Trauma Therapist Rant by Dr. Mara Tesler Stein

Share This Post

Share on facebook
Share on linkedin
Share on twitter
Share on email

Over the last few days, there has been a call for unification and healing in the United States. As a trauma therapist, I’d like to outline the Consensus Model for trauma treatment as a template for how to approach this sort of unifying and healing.

This model, more than 100-years old, has been validated over and over again and is called the consensus model because it is so widely agreed upon. One of its strengths is how it can be applied with equal validity in medical, psychological, and social contexts.

What follows is a very simplified description of these phases. I hope it’s helpful to those of us longing for genuine and lasting unification and healing.

Phase 1. Stabilization

Before rushing in to remove a bullet, for example, first we stabilize the patient. Make sure they’re not still getting shot at, (eg. field of war), or that the poison in the wound or infection in the bloodstream isn’t doing more damage than the bullet, itself.

You wouldn’t expect a medical team to just stitch up a wound with shrapnel still inside and say that everything’s fine now, would you? In a MASH type situation, you might stitch someone up long enough to get them somewhere safe, but it would also be crystal clear that this was not yet true recovery or healing.

Phase 2. Addressing and reprocessing memories of trauma, related beliefs, losses and ancillary trauma

Here is where the reckoning happens.

Pulling out the shrapnel, rebuilding (or building for the first time) the connective tissue that has been shredded. Depending on the nature of the trauma and how long it’s been going on, this phase can take quite a while. It can be destabilizing, so stabilization must be monitored and maintained throughout this process. Otherwise, the process retraumatizes.

All of this reprocessing of trauma and loss hurts, and it’s complicated. And it’s absolutely essential to the healing process.

Phase 3. Integration, reconciliation, creating and/or restoring connections.

This is the ultimate goal and is what many are calling for NOW in the US.

As you can see, I’m sure, one cannot simply leap into Phase 3 of treatment and recovery. It doesn’t work.

Sure, you could close up the wound and clean up the blood, but the poison is still inside; the bullet and shrapnel, still doing their damage. Connective tissue, shredded. Scar tissue, expanding as unseen (and often unacknowledged) damage continues to spread.

The bottom line

True and lasting healing, whether medical, psychological, or societal, happens from the inside out.

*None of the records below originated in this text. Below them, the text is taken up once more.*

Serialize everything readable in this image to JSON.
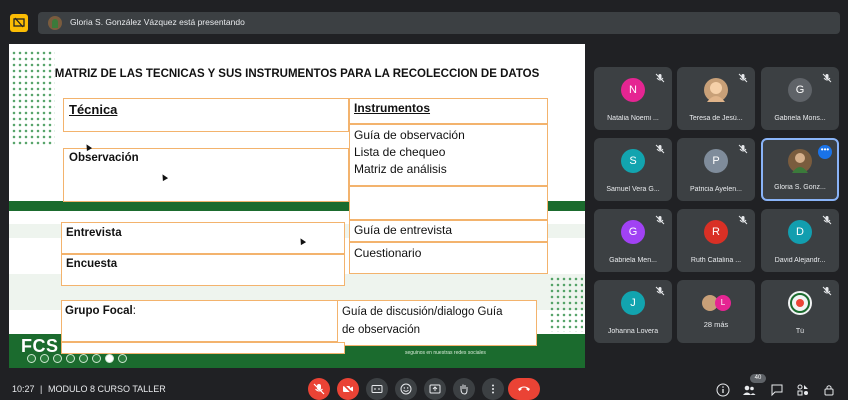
{
  "presenter_banner": {
    "text": "Gloria S. González Vázquez está presentando"
  },
  "slide": {
    "title": "MATRIZ  DE LAS TECNICAS  Y SUS INSTRUMENTOS PARA LA RECOLECCION DE DATOS",
    "header_tecnica": "Técnica",
    "header_instrumentos": "Instrumentos",
    "observacion": "Observación",
    "obs_instrumento_1": "Guía de observación",
    "obs_instrumento_2": "Lista de chequeo",
    "obs_instrumento_3": "Matriz de análisis",
    "entrevista": "Entrevista",
    "entrevista_instrumento": "Guía de entrevista",
    "encuesta": "Encuesta",
    "encuesta_instrumento": "Cuestionario",
    "grupo_focal": "Grupo Focal",
    "grupo_focal_colon": ":",
    "grupo_focal_instrumento_1": "Guía de   discusión/dialogo Guía",
    "grupo_focal_instrumento_2": "de observación",
    "logo": "FCS",
    "footer": "seguinos en nuestras redes sociales"
  },
  "participants": [
    {
      "name": "Natalia Noemi ...",
      "initial": "N",
      "color": "#e52592"
    },
    {
      "name": "Teresa de Jesú...",
      "initial": "",
      "color": "#c8a078"
    },
    {
      "name": "Gabriela Mons...",
      "initial": "G",
      "color": "#5f6368"
    },
    {
      "name": "Samuel Vera G...",
      "initial": "S",
      "color": "#12a4af"
    },
    {
      "name": "Patricia Ayelen...",
      "initial": "P",
      "color": "#7f8c9b"
    },
    {
      "name": "Gloria S. Gonz...",
      "initial": "",
      "color": "#7a5c3e"
    },
    {
      "name": "Gabriela Men...",
      "initial": "G",
      "color": "#a142f4"
    },
    {
      "name": "Ruth Catalina ...",
      "initial": "R",
      "color": "#d93025"
    },
    {
      "name": "David Alejandr...",
      "initial": "D",
      "color": "#129eaf"
    },
    {
      "name": "Johanna Lovera",
      "initial": "J",
      "color": "#12a4af"
    },
    {
      "name": "28 más",
      "initial": "L",
      "color": "#e52592"
    },
    {
      "name": "Tú",
      "initial": "",
      "color": "#f1f3f4"
    }
  ],
  "bottom_bar": {
    "time": "10:27",
    "separator": "|",
    "meeting": "MODULO 8 CURSO TALLER",
    "participant_count": "40"
  },
  "colors": {
    "background": "#202124",
    "tile": "#3c4043",
    "end_call": "#ea4335",
    "slide_green": "#1b6b2e",
    "cell_border": "#f3b36d",
    "accent": "#8ab4f8"
  }
}
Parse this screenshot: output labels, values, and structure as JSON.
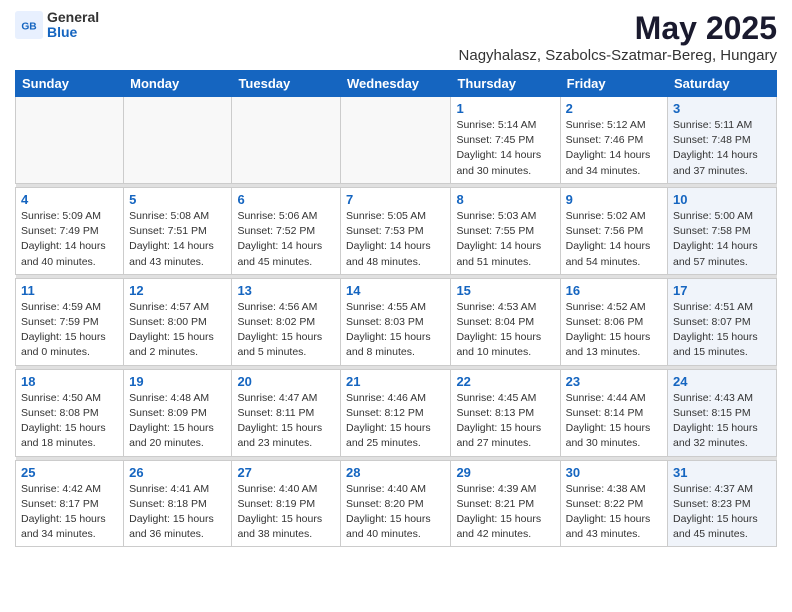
{
  "logo": {
    "general": "General",
    "blue": "Blue"
  },
  "title": "May 2025",
  "location": "Nagyhalasz, Szabolcs-Szatmar-Bereg, Hungary",
  "days_of_week": [
    "Sunday",
    "Monday",
    "Tuesday",
    "Wednesday",
    "Thursday",
    "Friday",
    "Saturday"
  ],
  "weeks": [
    [
      {
        "day": "",
        "detail": ""
      },
      {
        "day": "",
        "detail": ""
      },
      {
        "day": "",
        "detail": ""
      },
      {
        "day": "",
        "detail": ""
      },
      {
        "day": "1",
        "detail": "Sunrise: 5:14 AM\nSunset: 7:45 PM\nDaylight: 14 hours\nand 30 minutes."
      },
      {
        "day": "2",
        "detail": "Sunrise: 5:12 AM\nSunset: 7:46 PM\nDaylight: 14 hours\nand 34 minutes."
      },
      {
        "day": "3",
        "detail": "Sunrise: 5:11 AM\nSunset: 7:48 PM\nDaylight: 14 hours\nand 37 minutes."
      }
    ],
    [
      {
        "day": "4",
        "detail": "Sunrise: 5:09 AM\nSunset: 7:49 PM\nDaylight: 14 hours\nand 40 minutes."
      },
      {
        "day": "5",
        "detail": "Sunrise: 5:08 AM\nSunset: 7:51 PM\nDaylight: 14 hours\nand 43 minutes."
      },
      {
        "day": "6",
        "detail": "Sunrise: 5:06 AM\nSunset: 7:52 PM\nDaylight: 14 hours\nand 45 minutes."
      },
      {
        "day": "7",
        "detail": "Sunrise: 5:05 AM\nSunset: 7:53 PM\nDaylight: 14 hours\nand 48 minutes."
      },
      {
        "day": "8",
        "detail": "Sunrise: 5:03 AM\nSunset: 7:55 PM\nDaylight: 14 hours\nand 51 minutes."
      },
      {
        "day": "9",
        "detail": "Sunrise: 5:02 AM\nSunset: 7:56 PM\nDaylight: 14 hours\nand 54 minutes."
      },
      {
        "day": "10",
        "detail": "Sunrise: 5:00 AM\nSunset: 7:58 PM\nDaylight: 14 hours\nand 57 minutes."
      }
    ],
    [
      {
        "day": "11",
        "detail": "Sunrise: 4:59 AM\nSunset: 7:59 PM\nDaylight: 15 hours\nand 0 minutes."
      },
      {
        "day": "12",
        "detail": "Sunrise: 4:57 AM\nSunset: 8:00 PM\nDaylight: 15 hours\nand 2 minutes."
      },
      {
        "day": "13",
        "detail": "Sunrise: 4:56 AM\nSunset: 8:02 PM\nDaylight: 15 hours\nand 5 minutes."
      },
      {
        "day": "14",
        "detail": "Sunrise: 4:55 AM\nSunset: 8:03 PM\nDaylight: 15 hours\nand 8 minutes."
      },
      {
        "day": "15",
        "detail": "Sunrise: 4:53 AM\nSunset: 8:04 PM\nDaylight: 15 hours\nand 10 minutes."
      },
      {
        "day": "16",
        "detail": "Sunrise: 4:52 AM\nSunset: 8:06 PM\nDaylight: 15 hours\nand 13 minutes."
      },
      {
        "day": "17",
        "detail": "Sunrise: 4:51 AM\nSunset: 8:07 PM\nDaylight: 15 hours\nand 15 minutes."
      }
    ],
    [
      {
        "day": "18",
        "detail": "Sunrise: 4:50 AM\nSunset: 8:08 PM\nDaylight: 15 hours\nand 18 minutes."
      },
      {
        "day": "19",
        "detail": "Sunrise: 4:48 AM\nSunset: 8:09 PM\nDaylight: 15 hours\nand 20 minutes."
      },
      {
        "day": "20",
        "detail": "Sunrise: 4:47 AM\nSunset: 8:11 PM\nDaylight: 15 hours\nand 23 minutes."
      },
      {
        "day": "21",
        "detail": "Sunrise: 4:46 AM\nSunset: 8:12 PM\nDaylight: 15 hours\nand 25 minutes."
      },
      {
        "day": "22",
        "detail": "Sunrise: 4:45 AM\nSunset: 8:13 PM\nDaylight: 15 hours\nand 27 minutes."
      },
      {
        "day": "23",
        "detail": "Sunrise: 4:44 AM\nSunset: 8:14 PM\nDaylight: 15 hours\nand 30 minutes."
      },
      {
        "day": "24",
        "detail": "Sunrise: 4:43 AM\nSunset: 8:15 PM\nDaylight: 15 hours\nand 32 minutes."
      }
    ],
    [
      {
        "day": "25",
        "detail": "Sunrise: 4:42 AM\nSunset: 8:17 PM\nDaylight: 15 hours\nand 34 minutes."
      },
      {
        "day": "26",
        "detail": "Sunrise: 4:41 AM\nSunset: 8:18 PM\nDaylight: 15 hours\nand 36 minutes."
      },
      {
        "day": "27",
        "detail": "Sunrise: 4:40 AM\nSunset: 8:19 PM\nDaylight: 15 hours\nand 38 minutes."
      },
      {
        "day": "28",
        "detail": "Sunrise: 4:40 AM\nSunset: 8:20 PM\nDaylight: 15 hours\nand 40 minutes."
      },
      {
        "day": "29",
        "detail": "Sunrise: 4:39 AM\nSunset: 8:21 PM\nDaylight: 15 hours\nand 42 minutes."
      },
      {
        "day": "30",
        "detail": "Sunrise: 4:38 AM\nSunset: 8:22 PM\nDaylight: 15 hours\nand 43 minutes."
      },
      {
        "day": "31",
        "detail": "Sunrise: 4:37 AM\nSunset: 8:23 PM\nDaylight: 15 hours\nand 45 minutes."
      }
    ]
  ]
}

Isn’t it time?

#trauma #TraumaHealing #DoItRightThisTime #TraumaTherapistRant

Leave a Reply

Your email address will not be published. Required fields are marked *

Subscribe To Our Newsletter

Get updates and learn from the best

More To Explore

Dear Nineteen by Dr. Jamie Marich

By Dr. Jamie Marich Today I celebrate nineteen years of continuous sobriety from drugs and alcohol. Nineteen is a very important number for me, making

Dear Friends:

The Institute for Creative Mindfulness continues to keep a close watch on the COVID-19 pandemic. From the beginning, we emerged as leaders in providing therapists with important Telehealth skills, and many free resources remain available on our website. We are also leaders in the transition to offering EMDR Therapy Training online, and encourage you to explore our site for these and more opportunities to study with ICM online or in person. A select number of our faculty are offering in person EMDR trainings under safety protocols recommended by their states. Please feel free to make use of our free resources for both clinicians and the community at large.

Best wishes for peace and wellness,

Dr. Jamie Marich